Valls called on trade unions and employer organisations to quickly launch talks on the unemployment benefit system, another reform urged on France by the EU.

The government is planning a further €3 billion in budget cuts. Although the plan has not yet been officially announced, business magazine Challenges reported: “A large part of the cuts will come from ‘controlling the total wage bill’ by 860 million euros. This means cutting 22,000 jobs, or 2 percent of public hospital staff.”

The government reportedly also plans to cut the price it pays for drugs and more expensive medical procedures and cut hospitalization times by pushing for patients to rely more on outpatient surgery.

Business groups have called for relaxing rules on “social dialog” in the workplace in order to eliminate whatever tenuous protections are offered by current workplace negotiation procedures. Business groups denounced the current measures as too expensive.
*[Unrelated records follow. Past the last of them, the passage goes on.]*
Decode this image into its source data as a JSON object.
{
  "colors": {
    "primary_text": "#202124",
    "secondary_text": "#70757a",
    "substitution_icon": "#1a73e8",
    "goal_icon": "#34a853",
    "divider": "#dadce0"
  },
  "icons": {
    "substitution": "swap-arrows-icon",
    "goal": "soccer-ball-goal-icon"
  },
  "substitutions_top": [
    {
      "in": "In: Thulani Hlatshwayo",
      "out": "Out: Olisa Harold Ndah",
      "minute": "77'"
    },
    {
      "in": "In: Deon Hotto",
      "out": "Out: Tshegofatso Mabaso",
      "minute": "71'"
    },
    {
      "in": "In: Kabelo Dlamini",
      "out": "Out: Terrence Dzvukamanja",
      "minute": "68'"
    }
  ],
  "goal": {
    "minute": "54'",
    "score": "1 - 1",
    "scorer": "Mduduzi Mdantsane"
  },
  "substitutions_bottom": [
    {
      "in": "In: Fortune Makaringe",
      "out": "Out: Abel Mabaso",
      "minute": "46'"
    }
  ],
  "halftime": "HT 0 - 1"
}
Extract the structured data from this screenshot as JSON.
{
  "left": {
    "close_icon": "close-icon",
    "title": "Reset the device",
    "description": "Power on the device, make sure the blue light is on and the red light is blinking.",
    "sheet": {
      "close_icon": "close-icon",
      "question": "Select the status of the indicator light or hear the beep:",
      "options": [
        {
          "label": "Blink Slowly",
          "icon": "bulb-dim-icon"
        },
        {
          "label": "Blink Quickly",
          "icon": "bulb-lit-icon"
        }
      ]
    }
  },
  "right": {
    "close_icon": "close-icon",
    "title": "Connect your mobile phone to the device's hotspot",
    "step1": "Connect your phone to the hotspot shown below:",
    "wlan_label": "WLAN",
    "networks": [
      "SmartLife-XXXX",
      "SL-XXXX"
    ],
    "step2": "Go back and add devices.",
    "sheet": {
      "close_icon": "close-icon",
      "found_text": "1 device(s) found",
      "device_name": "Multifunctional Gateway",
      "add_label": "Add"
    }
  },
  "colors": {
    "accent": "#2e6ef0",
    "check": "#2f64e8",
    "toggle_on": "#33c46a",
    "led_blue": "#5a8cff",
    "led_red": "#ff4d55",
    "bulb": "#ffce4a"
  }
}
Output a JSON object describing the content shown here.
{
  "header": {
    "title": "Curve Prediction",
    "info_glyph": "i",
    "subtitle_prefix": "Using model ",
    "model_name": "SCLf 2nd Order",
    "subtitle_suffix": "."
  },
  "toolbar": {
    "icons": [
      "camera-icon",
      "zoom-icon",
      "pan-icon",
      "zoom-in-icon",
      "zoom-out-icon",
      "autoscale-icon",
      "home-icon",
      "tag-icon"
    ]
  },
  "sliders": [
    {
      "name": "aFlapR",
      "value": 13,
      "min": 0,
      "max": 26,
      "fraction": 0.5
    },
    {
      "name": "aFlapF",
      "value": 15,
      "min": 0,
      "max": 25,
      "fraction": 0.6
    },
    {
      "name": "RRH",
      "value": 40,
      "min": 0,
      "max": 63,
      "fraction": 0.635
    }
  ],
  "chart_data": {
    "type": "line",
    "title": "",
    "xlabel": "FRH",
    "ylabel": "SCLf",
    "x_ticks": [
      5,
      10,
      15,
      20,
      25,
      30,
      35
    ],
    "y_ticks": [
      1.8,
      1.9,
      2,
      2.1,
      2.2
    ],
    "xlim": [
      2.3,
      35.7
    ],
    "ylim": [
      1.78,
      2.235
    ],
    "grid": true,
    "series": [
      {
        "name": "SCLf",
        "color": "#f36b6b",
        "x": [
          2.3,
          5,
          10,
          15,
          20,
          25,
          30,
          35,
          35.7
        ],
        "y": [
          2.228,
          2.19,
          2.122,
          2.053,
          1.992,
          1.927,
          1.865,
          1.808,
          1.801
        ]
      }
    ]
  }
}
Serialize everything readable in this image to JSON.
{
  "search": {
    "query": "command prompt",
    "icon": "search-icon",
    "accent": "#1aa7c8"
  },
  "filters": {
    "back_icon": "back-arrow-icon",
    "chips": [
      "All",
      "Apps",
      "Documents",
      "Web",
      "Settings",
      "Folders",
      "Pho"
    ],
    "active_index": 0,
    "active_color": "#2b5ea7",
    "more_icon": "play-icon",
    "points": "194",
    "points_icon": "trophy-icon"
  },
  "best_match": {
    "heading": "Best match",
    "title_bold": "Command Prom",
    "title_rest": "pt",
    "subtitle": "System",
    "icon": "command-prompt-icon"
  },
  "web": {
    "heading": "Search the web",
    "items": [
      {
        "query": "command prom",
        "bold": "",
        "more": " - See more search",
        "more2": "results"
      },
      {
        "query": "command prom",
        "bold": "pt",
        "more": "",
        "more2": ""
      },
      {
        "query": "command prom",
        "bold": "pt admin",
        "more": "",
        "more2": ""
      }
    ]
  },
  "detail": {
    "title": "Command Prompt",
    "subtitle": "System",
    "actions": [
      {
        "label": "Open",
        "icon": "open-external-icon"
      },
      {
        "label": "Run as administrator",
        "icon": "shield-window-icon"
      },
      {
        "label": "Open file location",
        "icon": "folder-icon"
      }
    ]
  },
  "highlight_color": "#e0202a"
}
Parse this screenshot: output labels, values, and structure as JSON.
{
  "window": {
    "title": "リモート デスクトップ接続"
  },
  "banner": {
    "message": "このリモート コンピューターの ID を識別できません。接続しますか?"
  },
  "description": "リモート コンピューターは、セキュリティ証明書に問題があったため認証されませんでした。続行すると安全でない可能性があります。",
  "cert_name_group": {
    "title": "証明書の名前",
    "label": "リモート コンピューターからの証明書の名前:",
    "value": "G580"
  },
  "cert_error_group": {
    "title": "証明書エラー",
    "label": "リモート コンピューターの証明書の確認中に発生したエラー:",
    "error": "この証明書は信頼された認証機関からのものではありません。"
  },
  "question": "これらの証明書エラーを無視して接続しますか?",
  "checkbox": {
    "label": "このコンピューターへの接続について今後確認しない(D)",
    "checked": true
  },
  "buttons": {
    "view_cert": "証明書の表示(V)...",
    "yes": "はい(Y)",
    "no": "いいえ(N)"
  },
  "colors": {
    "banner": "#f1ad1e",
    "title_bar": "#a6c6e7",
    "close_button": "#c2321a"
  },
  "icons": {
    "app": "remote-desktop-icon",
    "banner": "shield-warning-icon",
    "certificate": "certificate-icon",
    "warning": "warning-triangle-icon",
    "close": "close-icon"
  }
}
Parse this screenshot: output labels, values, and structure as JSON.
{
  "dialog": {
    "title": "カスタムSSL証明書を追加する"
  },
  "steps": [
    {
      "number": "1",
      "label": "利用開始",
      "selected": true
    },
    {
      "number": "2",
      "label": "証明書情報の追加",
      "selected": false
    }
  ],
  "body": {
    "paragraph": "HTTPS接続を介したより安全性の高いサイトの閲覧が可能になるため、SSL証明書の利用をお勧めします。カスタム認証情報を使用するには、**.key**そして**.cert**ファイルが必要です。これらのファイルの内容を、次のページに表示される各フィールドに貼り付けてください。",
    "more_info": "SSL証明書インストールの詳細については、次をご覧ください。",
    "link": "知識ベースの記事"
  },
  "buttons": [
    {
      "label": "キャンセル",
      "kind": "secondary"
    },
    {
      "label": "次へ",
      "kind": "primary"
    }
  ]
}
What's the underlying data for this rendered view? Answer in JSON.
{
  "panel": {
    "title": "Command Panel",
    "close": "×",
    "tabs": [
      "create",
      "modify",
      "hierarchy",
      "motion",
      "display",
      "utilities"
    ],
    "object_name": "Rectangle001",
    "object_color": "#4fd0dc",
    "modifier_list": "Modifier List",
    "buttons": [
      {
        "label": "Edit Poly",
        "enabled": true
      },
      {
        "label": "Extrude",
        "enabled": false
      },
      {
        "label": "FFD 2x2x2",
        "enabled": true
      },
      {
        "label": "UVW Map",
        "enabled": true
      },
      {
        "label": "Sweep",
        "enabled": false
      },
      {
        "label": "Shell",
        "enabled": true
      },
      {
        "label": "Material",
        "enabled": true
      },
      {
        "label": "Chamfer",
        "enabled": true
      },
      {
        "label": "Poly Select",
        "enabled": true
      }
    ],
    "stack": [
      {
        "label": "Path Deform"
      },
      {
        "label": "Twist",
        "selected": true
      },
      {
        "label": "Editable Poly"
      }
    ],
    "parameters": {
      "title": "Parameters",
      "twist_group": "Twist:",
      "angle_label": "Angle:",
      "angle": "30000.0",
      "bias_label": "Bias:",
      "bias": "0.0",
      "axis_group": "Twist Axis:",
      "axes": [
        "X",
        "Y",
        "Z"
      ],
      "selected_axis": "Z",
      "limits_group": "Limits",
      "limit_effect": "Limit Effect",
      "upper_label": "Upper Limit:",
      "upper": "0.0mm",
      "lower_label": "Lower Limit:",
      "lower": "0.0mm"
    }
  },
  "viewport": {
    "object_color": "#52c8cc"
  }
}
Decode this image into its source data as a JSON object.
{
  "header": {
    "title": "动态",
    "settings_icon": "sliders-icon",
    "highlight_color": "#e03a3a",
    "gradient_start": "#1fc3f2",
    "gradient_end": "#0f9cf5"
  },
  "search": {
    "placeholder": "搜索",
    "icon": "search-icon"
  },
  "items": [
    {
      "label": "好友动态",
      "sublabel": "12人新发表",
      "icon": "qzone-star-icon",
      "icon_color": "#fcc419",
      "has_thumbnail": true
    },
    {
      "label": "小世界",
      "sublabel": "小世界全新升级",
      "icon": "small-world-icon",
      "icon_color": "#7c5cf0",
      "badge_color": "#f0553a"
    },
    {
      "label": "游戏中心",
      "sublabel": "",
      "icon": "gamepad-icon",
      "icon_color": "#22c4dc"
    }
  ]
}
Currently, so-called “social thresholds” (seuils sociaux) set out companies’ obligations based on the number of employees. Businesses with fewer than 11 employees have no obligations. Companies with more than 11 employees must organize the election of employee representatives. At 50 employees or more, businesses must create a works council, create a committee on health, safety and working conditions (HSC) and establish a job preservation plan in case of mass layoffs.

The Medef business federation criticised the current thresholds and obligations, calling them “costly and paralysing.”

The CGPME small business federation complained, “A firm going from 49 to 50 workers faces 35 new obligations, and its labor costs go up 4 percent.”

In response to business demands, the reform would “set up a single employee representative body for [companies] up to 300 employees as opposed to the current 200, giving companies the chance to adapt the structure of their employee representative bodies by collective agreement.” For companies with fewer than 11 employees, the government proposes setting up regional committees made up of 10 employee and employer representatives respectively.

The PS government is cynically presenting it as “major social progress.” In fact, it aims to reorganise the workforce in favor of business, further dismantle workers’ rights, and set up precedents for wider attacks against the entire working class.

The unions cynically opposed the measure during their negotiations with the bosses, but they have stated that they expect that the government will pass the bill. Under the new law, the unions would coordinate more closely with employers to police the entire workforce, enforcing even harsher concessions than those they have already offered.

After the meeting with Valls, the PS-linked French Democratic Labour Confederation (CFDT) union hailed the bill, dubbing it “a victory” for workers in small business and claiming that “no prerogative” had been removed for others.

Other unions, including the Stalinist General Confederation of Labour (CGT) and FO (Workers Force), which endorsed previous labour reforms, cynically called yet another day of action for April 9, more than one month away.